The public address system bangs out that old footy favourite We Will Rock You, the two teams emerge and the four stands of the Velodrome turn into a sea of blue and white. The people of Marseille are ready; ready to enjoy their biggest party since OM won the European Cup in 1993.
The rivalry between Paris Saint-Germain and Olympique de Marseille did not begin until the late 1980s. Before then PSG, who were only founded in 1970, rarely had a team capable of matching Marseille, traditionally a giant of the French game.
Formed in 1899, Marseille have been competing for trophies for most of their history and, for the first 87 years at least, were more concerned about games against Saint-Etienne or Bordeaux than trips to the capital.
Nevertheless, the potential for a North vs South rivalry was always there and when PSG claimed their first championship under Gerard Houllier in 1986, it finally emerged.
Under the surface there had always been an antagonism between people from Provence and Parisians
“Under the surface there had always been an antagonism between people from Provence and Parisians,” explains Laurent Perrin, football writer for Le Parisien newspaper.
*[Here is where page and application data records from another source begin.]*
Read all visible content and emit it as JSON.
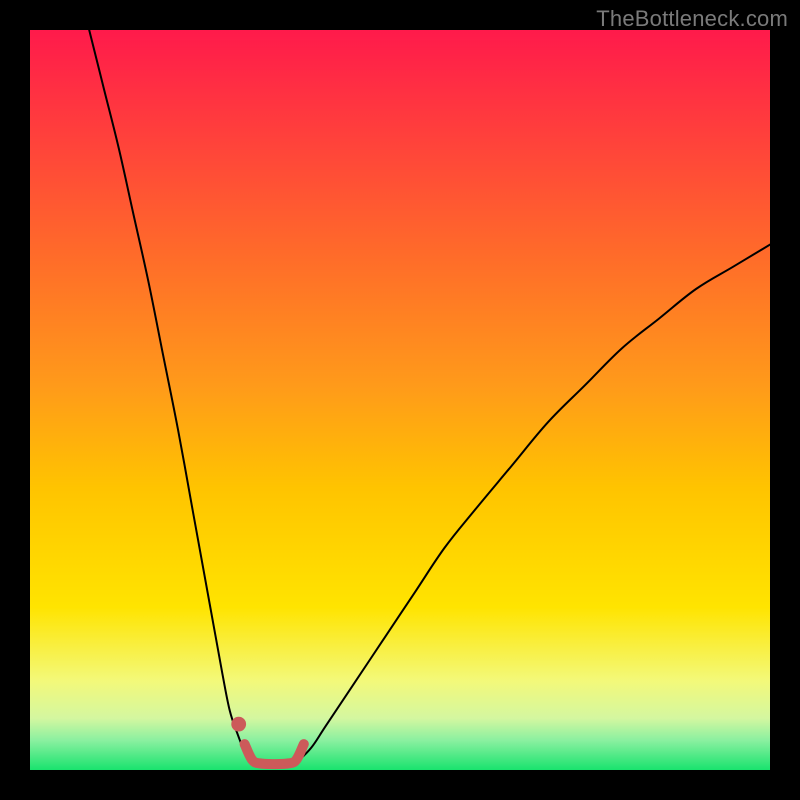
{
  "watermark": "TheBottleneck.com",
  "chart_data": {
    "type": "line",
    "title": "",
    "xlabel": "",
    "ylabel": "",
    "xlim": [
      0,
      100
    ],
    "ylim": [
      0,
      100
    ],
    "grid": false,
    "background_gradient": {
      "top_color": "#ff1a4b",
      "mid_color": "#ffd400",
      "bottom_band_color": "#19e36e"
    },
    "series": [
      {
        "name": "left-branch",
        "stroke": "#000000",
        "stroke_width": 2,
        "x": [
          8,
          10,
          12,
          14,
          16,
          18,
          20,
          22,
          24,
          26,
          27,
          28,
          29,
          30
        ],
        "y": [
          100,
          92,
          84,
          75,
          66,
          56,
          46,
          35,
          24,
          13,
          8,
          5,
          2.5,
          1
        ]
      },
      {
        "name": "right-branch",
        "stroke": "#000000",
        "stroke_width": 2,
        "x": [
          36,
          38,
          40,
          44,
          48,
          52,
          56,
          60,
          65,
          70,
          75,
          80,
          85,
          90,
          95,
          100
        ],
        "y": [
          1,
          3,
          6,
          12,
          18,
          24,
          30,
          35,
          41,
          47,
          52,
          57,
          61,
          65,
          68,
          71
        ]
      },
      {
        "name": "valley-marker",
        "stroke": "#cc5a5a",
        "stroke_width": 10,
        "x": [
          29,
          30,
          31,
          33,
          35,
          36,
          37
        ],
        "y": [
          3.5,
          1.4,
          0.9,
          0.8,
          0.9,
          1.4,
          3.5
        ]
      }
    ],
    "annotations": [
      {
        "name": "valley-dot",
        "shape": "circle",
        "x": 28.2,
        "y": 6.2,
        "r": 1.0,
        "fill": "#cc5a5a"
      }
    ]
  }
}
“In France everything is centralised around the capital much more so than in other countries and the people of Marseille don’t like it. Football was the one thing that the Marseillais had over the Parisians, so when PSG started to win things, it didn’t go down well in the south.”
Shortly after PSG’s title success, two things happened that would shape the rivalry for years to come. First, Bernard Tapie, a socialist politician and adviser to the French president Francois Mitterand, was elected president of Olympique de Marseille. Second, Canal Plus, the biggest pay television station in France, bought PSG.
NEXT: Tapie vs Paris